|One Piece Left
Author: Taattosbt PM
The hardest part of war is looking the enemy in the face and seeing yourself in them. Months after the death of Cronus, SG-1 meets his successor, Hades. By the end of the day goa'uld and humans no longer seem so different.Rated: Fiction K+ - English - Humor/Hurt/Comfort - D. Jackson - Chapters: 8 - Words: 9,534 - Reviews: 11 - Favs: 4 - Follows: 4 - Updated: 12-10-12 - Published: 11-15-12 - Status: Complete - id: 8706152
|A+ A- Full 3/4 1/2 Expand Tighten|
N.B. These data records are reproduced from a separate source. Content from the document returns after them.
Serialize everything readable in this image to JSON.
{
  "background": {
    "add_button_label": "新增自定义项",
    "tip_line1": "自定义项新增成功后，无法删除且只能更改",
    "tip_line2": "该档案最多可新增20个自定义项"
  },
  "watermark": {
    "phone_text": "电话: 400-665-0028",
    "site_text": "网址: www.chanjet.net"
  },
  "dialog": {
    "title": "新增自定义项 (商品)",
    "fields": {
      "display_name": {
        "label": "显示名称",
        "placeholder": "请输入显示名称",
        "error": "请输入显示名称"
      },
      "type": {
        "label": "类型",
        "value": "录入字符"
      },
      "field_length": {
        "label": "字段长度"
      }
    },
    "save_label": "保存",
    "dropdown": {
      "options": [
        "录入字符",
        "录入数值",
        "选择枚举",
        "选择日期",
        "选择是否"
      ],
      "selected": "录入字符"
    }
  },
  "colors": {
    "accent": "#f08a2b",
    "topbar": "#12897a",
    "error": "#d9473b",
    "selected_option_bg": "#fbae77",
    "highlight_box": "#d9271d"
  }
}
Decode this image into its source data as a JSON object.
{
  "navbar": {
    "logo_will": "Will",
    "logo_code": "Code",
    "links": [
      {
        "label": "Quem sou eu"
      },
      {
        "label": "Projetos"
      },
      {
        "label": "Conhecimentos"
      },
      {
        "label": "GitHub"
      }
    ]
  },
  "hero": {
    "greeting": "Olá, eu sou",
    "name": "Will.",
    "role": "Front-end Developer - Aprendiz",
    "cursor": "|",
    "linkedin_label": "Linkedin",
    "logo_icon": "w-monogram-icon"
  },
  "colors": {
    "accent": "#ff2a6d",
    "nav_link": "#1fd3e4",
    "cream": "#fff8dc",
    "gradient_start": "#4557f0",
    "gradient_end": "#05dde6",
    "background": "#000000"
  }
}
Hades watched the steam rise off the surface of the coffee. It was easier than watching the blank paper and pen that lay beside the mug. Finding the steam an inadequate muse she lifted her eyes to the window. They were an indifferent brown—her eyes, not the window. They possessed the sort of unremarkable that settles on things that were once praised and now largely ignored.
The hangar bay hadn't changed since the last time she went looking for inspiration. Rows upon rows of tel'taks, neat and shining. Her's stuck out obscenely, battered and scratched, not quite in this row or that. Since her clumsy landing weeks—months?—before it had sat there disturbing the order of things. The god's home. She didn't want to move into the proper quarters.
She reached for the pen, sighed, and reached for the coffee instead. She sipped. She would have glowed her eyes in frustration if it would have done anything to remove the block. It wouldn't, though. Writer's block cared little for apotheosis. She glowed them anyway. Or maybe she didn't. It was too early in the morning for anyone to tell or care.
Hades placed the mug back on the instrument panel. The dark surface was stained with rings of coffee, and tea, and alcohol from years of use more as a counter than a navigational readout.
Click. Click. Click.
Miranda. Right on time. As usual. Hades closed her eyes and listened to the staccato of heels coming closer. Miranda had taken to wearing professional Earth clothing. No one objected. It had been a long time since the first prime had had to settle anything with a fight. Hades couldn't say her first prime. Miranda certainly wasn't her first prime. Miranda didn't belong to anybody and never really had. The only person who could claim that illusion was dead. Had been dead for weeks—months?
Knock. Knock. Knock. Knock.
Four. Always four. "It's open." Hades called, not bothering to rise or turn her chair.
The door creaked its protest and Miranda stepped through. Stepped was the wrong word for this woman. From the gleaming symbol of Cronus on her forehead to the tips of her stilettos Miranda shone with a majestic and universal competence. But even that description fell short. The woman was a goddess. But whoever made the rules had decided that wasn't the place of a jaffa, so she settled for first prime instead.
"You need to sign these." Miranda held a tablet out to Hades who took it humbly.
"Should I pretend to read… whatever this is?" It was a sincere question.
Miranda thought for a moment. "No." She thought a moment more. "I would have skipped these if I could. I've never warmed to agriculture. Even law can't spice that up."
"Is law spicy?"
"It is to me."
"Good. You're job and all." Hades flicked through the notices and petitions, searching for dotted lines.
"Well, someone has to govern this empire." Miranda straightened a wall panel which promptly fell back askew. "I wish you'd move into your father's room."
Hades ignored the last comment and responded to the first, "Are we still an empire?"
"Of course we're still an empire." Miranda frowned, "I kept all of the core worlds. I just let loose the partial colonies and contested territories."
Hades offered up the tablet as a sacrifice to peace. "Very logical."
Appeased, Miranda took it. "Certainly more manageable." She gave Hades a caring smile. Her eyes fell on the blank paper. The smile fell. "Trouble writing?"
Miranda blinked. Then straightened her spine. "Well. Something will come." Hades looked up at her. "It always does."
The statement fell flat. So many optimistic statements do.
Hades looked down at her hands. "Thank you." She rubbed them together and watched her blunt nails pass over her palms. She looked up at Miranda again. "I'll be on the pel'tak today. I think."
The smile returned. "Good." She turned to go, reached the door, and turned back. "Something will come."
The world and characters depicted in this story belong to Roland Emmerich, Dean Devlin, Jonathan Glassner, Brad Wright, and the Sci-Fi Channel. No profit is made off their use herein.